A Passion for Social Justice
Senior education major Ted Wilson already had a passion for helping others before he came to Southwestern. But his classes at Southwestern, as well as a summer internship with the United Methodist Church’s General Board of Global Ministries, have only served to further that passion.
“Many of my courses have asked me some hard questions about inequalities in our society,” Wilson says.
Last summer, Wilson was one of 15 students nationwide selected to be summer missionary interns with the General Board of Global Ministries. He and other students selected for the program received a week of training in New York City, where they learned about social justice issues such as economic inequality, free trade, education and racism. Then, they were assigned to work at various locations across the country for eight weeks. Wilson worked at the headquarters of the United Methodist Committee on Relief (UMCOR) in Baldwin, La., where he helped with national and global relief efforts.
As one of his duties, Wilson worked on assembling and sending out relief supplies such as school and medical kits for low-income areas around the world. He also helped with hurricane relief efforts by serving as a mediator for homeowners and directing mission groups working on local housing rehabilitation projects.
“Being able to visit with the community members was the most meaningful part of my summer,” Wilson says.
Wilson says the Methodist Church’s commitment to making a difference in people’s lives and providing justice for all is what intrigued him to take part in the summer missionary program.
Through his hometown church, Hamby United Methodist Church in Abilene, Wilson has taken part in mission trips since middle school. His first mission trip actually took place at UMCOR in eighth grade; he also has made three trips to the Navajo reservation in Arizona, where he helped remodel several churches and a youth center.
At Southwestern, Wilson has volunteered his time to programs such as Habitat for Humanity, Operation Achievement, Boys and Girls Club and the Ride On Center for Kids. He also attends Georgetown’s Hope for the Homeless Forum and is involved with their efforts to respond to the needs of those in the local community who are without permanent housing.

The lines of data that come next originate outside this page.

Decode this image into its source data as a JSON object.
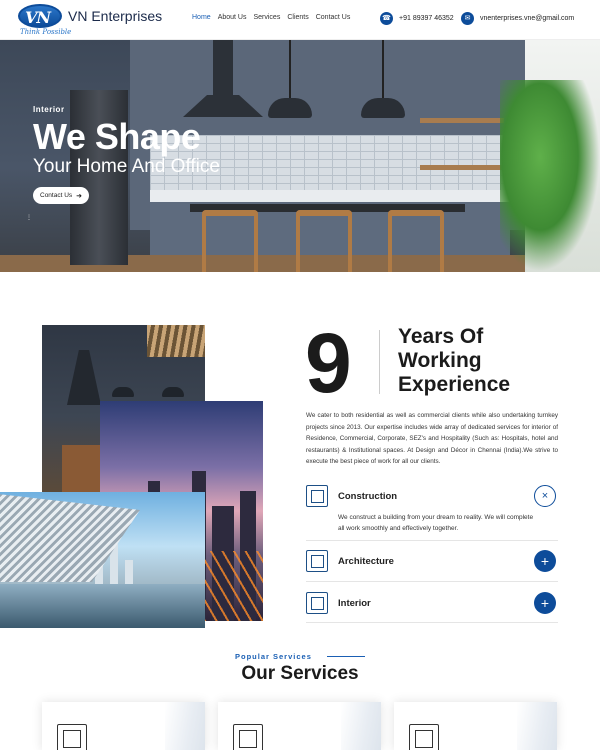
{
  "header": {
    "logo_mark": "VN",
    "brand": "VN Enterprises",
    "tagline": "Think Possible",
    "nav": [
      "Home",
      "About Us",
      "Services",
      "Clients",
      "Contact Us"
    ],
    "phone": "+91 89397 46352",
    "email": "vnenterprises.vne@gmail.com",
    "accent": "#0d4c9a"
  },
  "hero": {
    "kicker": "Interior",
    "title": "We Shape",
    "subtitle": "Your Home And Office",
    "cta": "Contact Us"
  },
  "about": {
    "years_number": "9",
    "years_label_1": "Years Of",
    "years_label_2": "Working",
    "years_label_3": "Experience",
    "paragraph": "We cater to both residential as well as commercial clients while also undertaking turnkey projects since 2013. Our expertise includes wide array of dedicated services for interior of Residence, Commercial, Corporate, SEZ's and Hospitality (Such as: Hospitals, hotel and restaurants) & Institutional spaces. At Design and Décor in Chennai (India).We strive to execute the best piece of work for all our clients.",
    "accordion": [
      {
        "title": "Construction",
        "state": "open",
        "icon": "crane-icon",
        "body": "We construct a building from your dream to reality. We will complete all work smoothly and effectively together.",
        "button": "×"
      },
      {
        "title": "Architecture",
        "state": "closed",
        "icon": "blueprint-icon",
        "button": "+"
      },
      {
        "title": "Interior",
        "state": "closed",
        "icon": "interior-icon",
        "button": "+"
      }
    ]
  },
  "services": {
    "kicker": "Popular Services",
    "title": "Our Services"
  }
}
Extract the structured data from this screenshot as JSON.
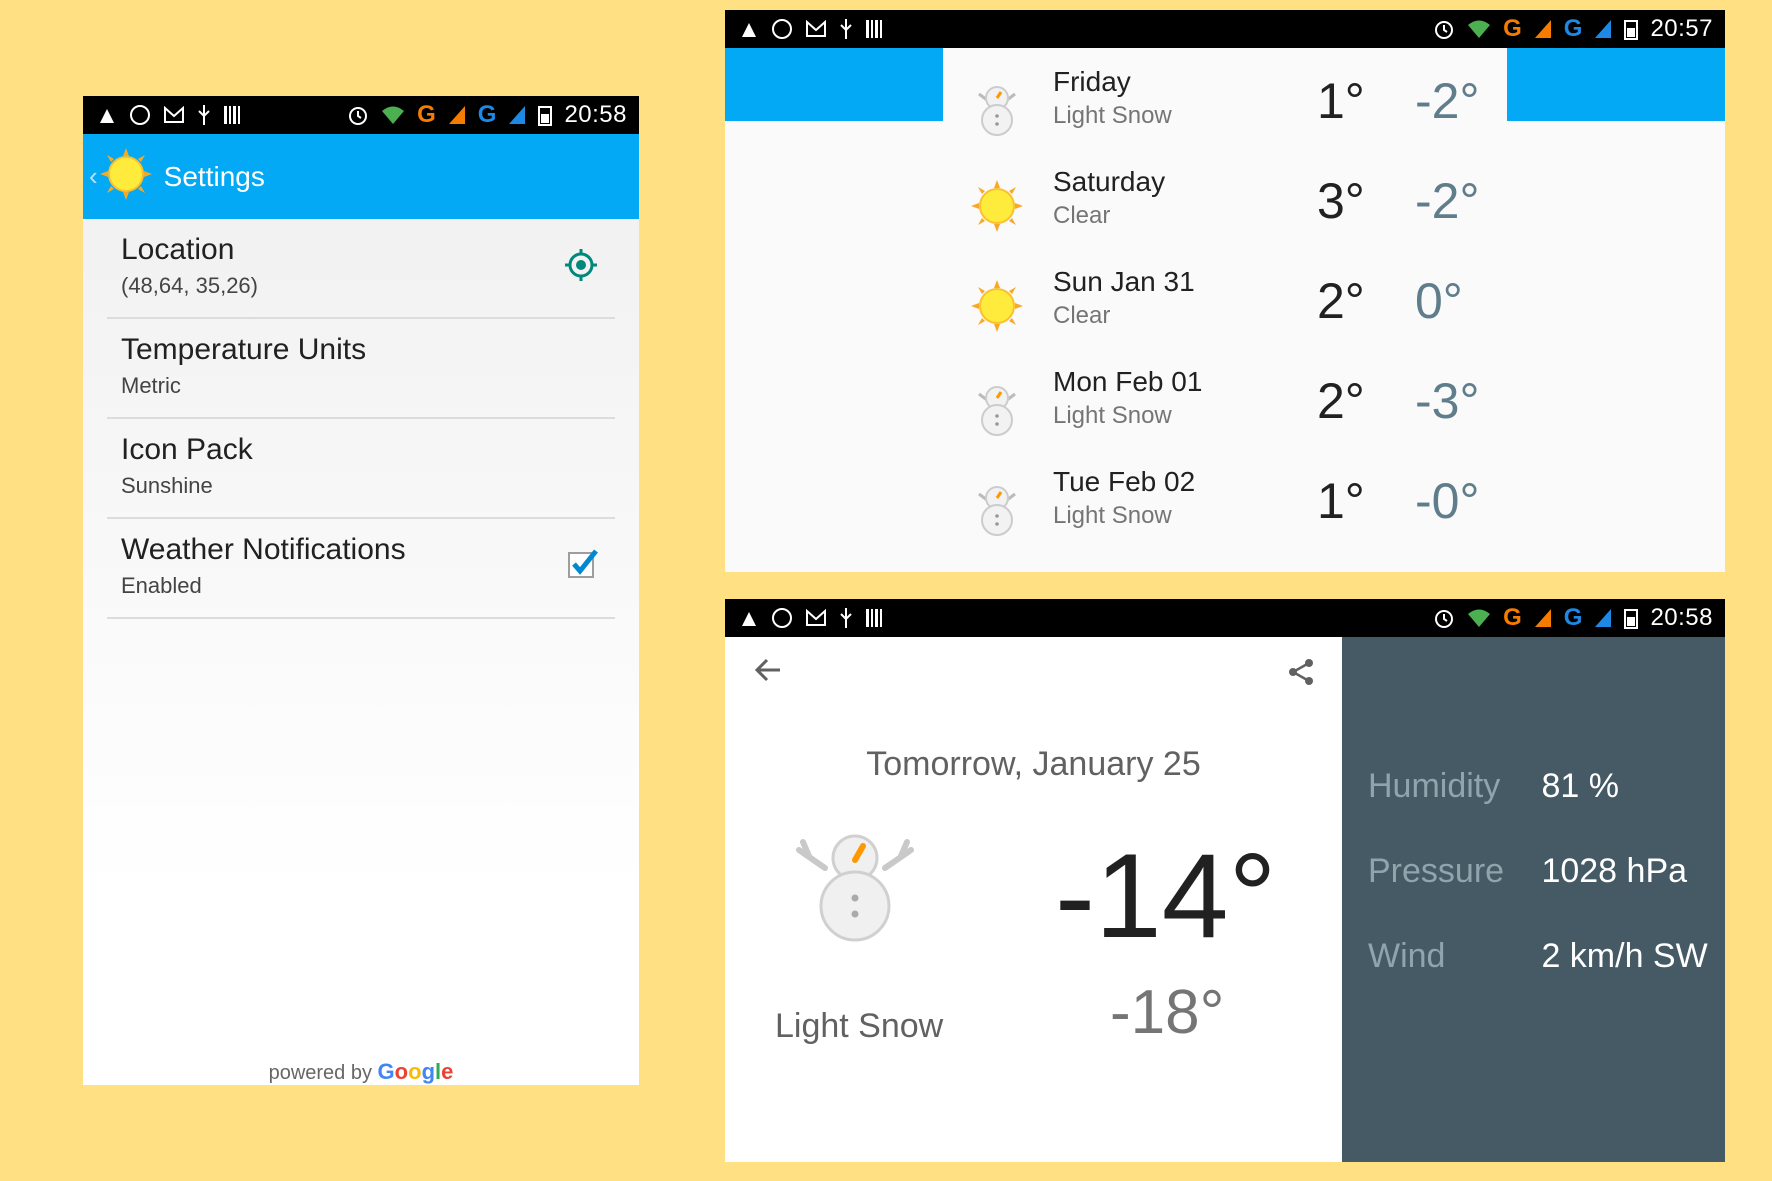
{
  "settings_screen": {
    "status": {
      "time": "20:58"
    },
    "title": "Settings",
    "prefs": [
      {
        "title": "Location",
        "summary": "(48,64, 35,26)",
        "widget": "location-target-icon"
      },
      {
        "title": "Temperature Units",
        "summary": "Metric"
      },
      {
        "title": "Icon Pack",
        "summary": "Sunshine"
      },
      {
        "title": "Weather Notifications",
        "summary": "Enabled",
        "widget": "checkbox-checked"
      }
    ],
    "footer": {
      "prefix": "powered by",
      "brand_letters": [
        "G",
        "o",
        "o",
        "g",
        "l",
        "e"
      ]
    }
  },
  "forecast_screen": {
    "status": {
      "time": "20:57"
    },
    "rows": [
      {
        "day": "Friday",
        "desc": "Light Snow",
        "hi": "1°",
        "lo": "-2°",
        "icon": "snowman-icon"
      },
      {
        "day": "Saturday",
        "desc": "Clear",
        "hi": "3°",
        "lo": "-2°",
        "icon": "sun-icon"
      },
      {
        "day": "Sun Jan 31",
        "desc": "Clear",
        "hi": "2°",
        "lo": "0°",
        "icon": "sun-icon"
      },
      {
        "day": "Mon Feb 01",
        "desc": "Light Snow",
        "hi": "2°",
        "lo": "-3°",
        "icon": "snowman-icon"
      },
      {
        "day": "Tue Feb 02",
        "desc": "Light Snow",
        "hi": "1°",
        "lo": "-0°",
        "icon": "snowman-icon"
      }
    ]
  },
  "detail_screen": {
    "status": {
      "time": "20:58"
    },
    "date": "Tomorrow, January 25",
    "high": "-14°",
    "low": "-18°",
    "desc": "Light Snow",
    "humidity_label": "Humidity",
    "humidity_value": "81 %",
    "pressure_label": "Pressure",
    "pressure_value": "1028 hPa",
    "wind_label": "Wind",
    "wind_value": "2 km/h SW"
  },
  "colors": {
    "background": "#FFE082",
    "accent": "#03A9F4",
    "detail_panel": "#455A64",
    "low_temp": "#607D8B"
  }
}
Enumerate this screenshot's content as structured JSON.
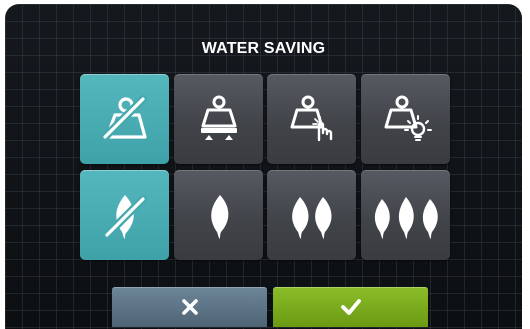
{
  "screen": {
    "title": "WATER SAVING"
  },
  "colors": {
    "selected_tile": "#45a9ae",
    "unselected_tile": "#46494f",
    "cancel_button": "#5d7486",
    "confirm_button": "#7aab1d"
  },
  "load_options": [
    {
      "icon": "load-sensor-off-icon",
      "selected": true
    },
    {
      "icon": "load-weighing-icon",
      "selected": false
    },
    {
      "icon": "load-manual-select-icon",
      "selected": false
    },
    {
      "icon": "load-auto-detect-icon",
      "selected": false
    }
  ],
  "saving_levels": [
    {
      "icon": "eco-off-icon",
      "selected": true
    },
    {
      "icon": "one-leaf-icon",
      "selected": false
    },
    {
      "icon": "two-leaves-icon",
      "selected": false
    },
    {
      "icon": "three-leaves-icon",
      "selected": false
    }
  ],
  "actions": {
    "cancel_icon": "close-icon",
    "confirm_icon": "checkmark-icon"
  }
}
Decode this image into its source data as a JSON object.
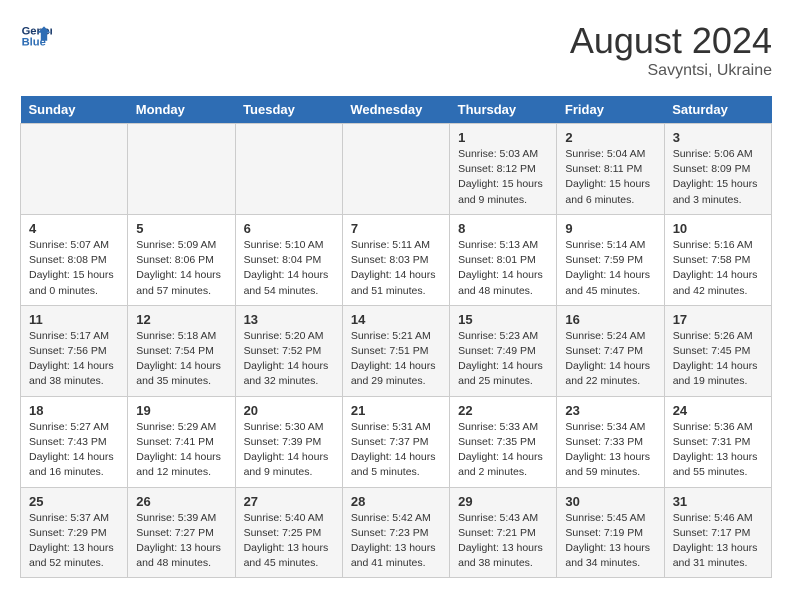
{
  "header": {
    "logo_line1": "General",
    "logo_line2": "Blue",
    "month_year": "August 2024",
    "location": "Savyntsi, Ukraine"
  },
  "weekdays": [
    "Sunday",
    "Monday",
    "Tuesday",
    "Wednesday",
    "Thursday",
    "Friday",
    "Saturday"
  ],
  "weeks": [
    [
      {
        "day": "",
        "info": ""
      },
      {
        "day": "",
        "info": ""
      },
      {
        "day": "",
        "info": ""
      },
      {
        "day": "",
        "info": ""
      },
      {
        "day": "1",
        "info": "Sunrise: 5:03 AM\nSunset: 8:12 PM\nDaylight: 15 hours\nand 9 minutes."
      },
      {
        "day": "2",
        "info": "Sunrise: 5:04 AM\nSunset: 8:11 PM\nDaylight: 15 hours\nand 6 minutes."
      },
      {
        "day": "3",
        "info": "Sunrise: 5:06 AM\nSunset: 8:09 PM\nDaylight: 15 hours\nand 3 minutes."
      }
    ],
    [
      {
        "day": "4",
        "info": "Sunrise: 5:07 AM\nSunset: 8:08 PM\nDaylight: 15 hours\nand 0 minutes."
      },
      {
        "day": "5",
        "info": "Sunrise: 5:09 AM\nSunset: 8:06 PM\nDaylight: 14 hours\nand 57 minutes."
      },
      {
        "day": "6",
        "info": "Sunrise: 5:10 AM\nSunset: 8:04 PM\nDaylight: 14 hours\nand 54 minutes."
      },
      {
        "day": "7",
        "info": "Sunrise: 5:11 AM\nSunset: 8:03 PM\nDaylight: 14 hours\nand 51 minutes."
      },
      {
        "day": "8",
        "info": "Sunrise: 5:13 AM\nSunset: 8:01 PM\nDaylight: 14 hours\nand 48 minutes."
      },
      {
        "day": "9",
        "info": "Sunrise: 5:14 AM\nSunset: 7:59 PM\nDaylight: 14 hours\nand 45 minutes."
      },
      {
        "day": "10",
        "info": "Sunrise: 5:16 AM\nSunset: 7:58 PM\nDaylight: 14 hours\nand 42 minutes."
      }
    ],
    [
      {
        "day": "11",
        "info": "Sunrise: 5:17 AM\nSunset: 7:56 PM\nDaylight: 14 hours\nand 38 minutes."
      },
      {
        "day": "12",
        "info": "Sunrise: 5:18 AM\nSunset: 7:54 PM\nDaylight: 14 hours\nand 35 minutes."
      },
      {
        "day": "13",
        "info": "Sunrise: 5:20 AM\nSunset: 7:52 PM\nDaylight: 14 hours\nand 32 minutes."
      },
      {
        "day": "14",
        "info": "Sunrise: 5:21 AM\nSunset: 7:51 PM\nDaylight: 14 hours\nand 29 minutes."
      },
      {
        "day": "15",
        "info": "Sunrise: 5:23 AM\nSunset: 7:49 PM\nDaylight: 14 hours\nand 25 minutes."
      },
      {
        "day": "16",
        "info": "Sunrise: 5:24 AM\nSunset: 7:47 PM\nDaylight: 14 hours\nand 22 minutes."
      },
      {
        "day": "17",
        "info": "Sunrise: 5:26 AM\nSunset: 7:45 PM\nDaylight: 14 hours\nand 19 minutes."
      }
    ],
    [
      {
        "day": "18",
        "info": "Sunrise: 5:27 AM\nSunset: 7:43 PM\nDaylight: 14 hours\nand 16 minutes."
      },
      {
        "day": "19",
        "info": "Sunrise: 5:29 AM\nSunset: 7:41 PM\nDaylight: 14 hours\nand 12 minutes."
      },
      {
        "day": "20",
        "info": "Sunrise: 5:30 AM\nSunset: 7:39 PM\nDaylight: 14 hours\nand 9 minutes."
      },
      {
        "day": "21",
        "info": "Sunrise: 5:31 AM\nSunset: 7:37 PM\nDaylight: 14 hours\nand 5 minutes."
      },
      {
        "day": "22",
        "info": "Sunrise: 5:33 AM\nSunset: 7:35 PM\nDaylight: 14 hours\nand 2 minutes."
      },
      {
        "day": "23",
        "info": "Sunrise: 5:34 AM\nSunset: 7:33 PM\nDaylight: 13 hours\nand 59 minutes."
      },
      {
        "day": "24",
        "info": "Sunrise: 5:36 AM\nSunset: 7:31 PM\nDaylight: 13 hours\nand 55 minutes."
      }
    ],
    [
      {
        "day": "25",
        "info": "Sunrise: 5:37 AM\nSunset: 7:29 PM\nDaylight: 13 hours\nand 52 minutes."
      },
      {
        "day": "26",
        "info": "Sunrise: 5:39 AM\nSunset: 7:27 PM\nDaylight: 13 hours\nand 48 minutes."
      },
      {
        "day": "27",
        "info": "Sunrise: 5:40 AM\nSunset: 7:25 PM\nDaylight: 13 hours\nand 45 minutes."
      },
      {
        "day": "28",
        "info": "Sunrise: 5:42 AM\nSunset: 7:23 PM\nDaylight: 13 hours\nand 41 minutes."
      },
      {
        "day": "29",
        "info": "Sunrise: 5:43 AM\nSunset: 7:21 PM\nDaylight: 13 hours\nand 38 minutes."
      },
      {
        "day": "30",
        "info": "Sunrise: 5:45 AM\nSunset: 7:19 PM\nDaylight: 13 hours\nand 34 minutes."
      },
      {
        "day": "31",
        "info": "Sunrise: 5:46 AM\nSunset: 7:17 PM\nDaylight: 13 hours\nand 31 minutes."
      }
    ]
  ]
}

Even though the summer missionary program is over, Wilson says his experiences and insight will live on for a long time.
“They prepared us to go out and share the stories of the people we saw suffering,” he says.
Wilson will share stories about his summer experience with his home congregation in Abilene Dec. 28. At this presentation, he will talk about the differences between justice and charity and how both play different roles when dealing with an issue. He explains that charity only changes a problem at the surface, while justice repairs it at the root of the cause.
After graduation, Wilson plans to continue working with the United Methodist Church and contributing to social justice issues, specifically those dealing with children and the homeless. As part of his education coursework at Southwestern, he has done extensive research on the academic achievement gap between races and economic groups. He explains that low-income students and children of color often receive a lower quality education.
“Resources should be spread more evenly, highly qualified teachers should be in a variety of schools and the list goes on and on,” he says. “I want to seek out opportunities to make changes in institutional policies.”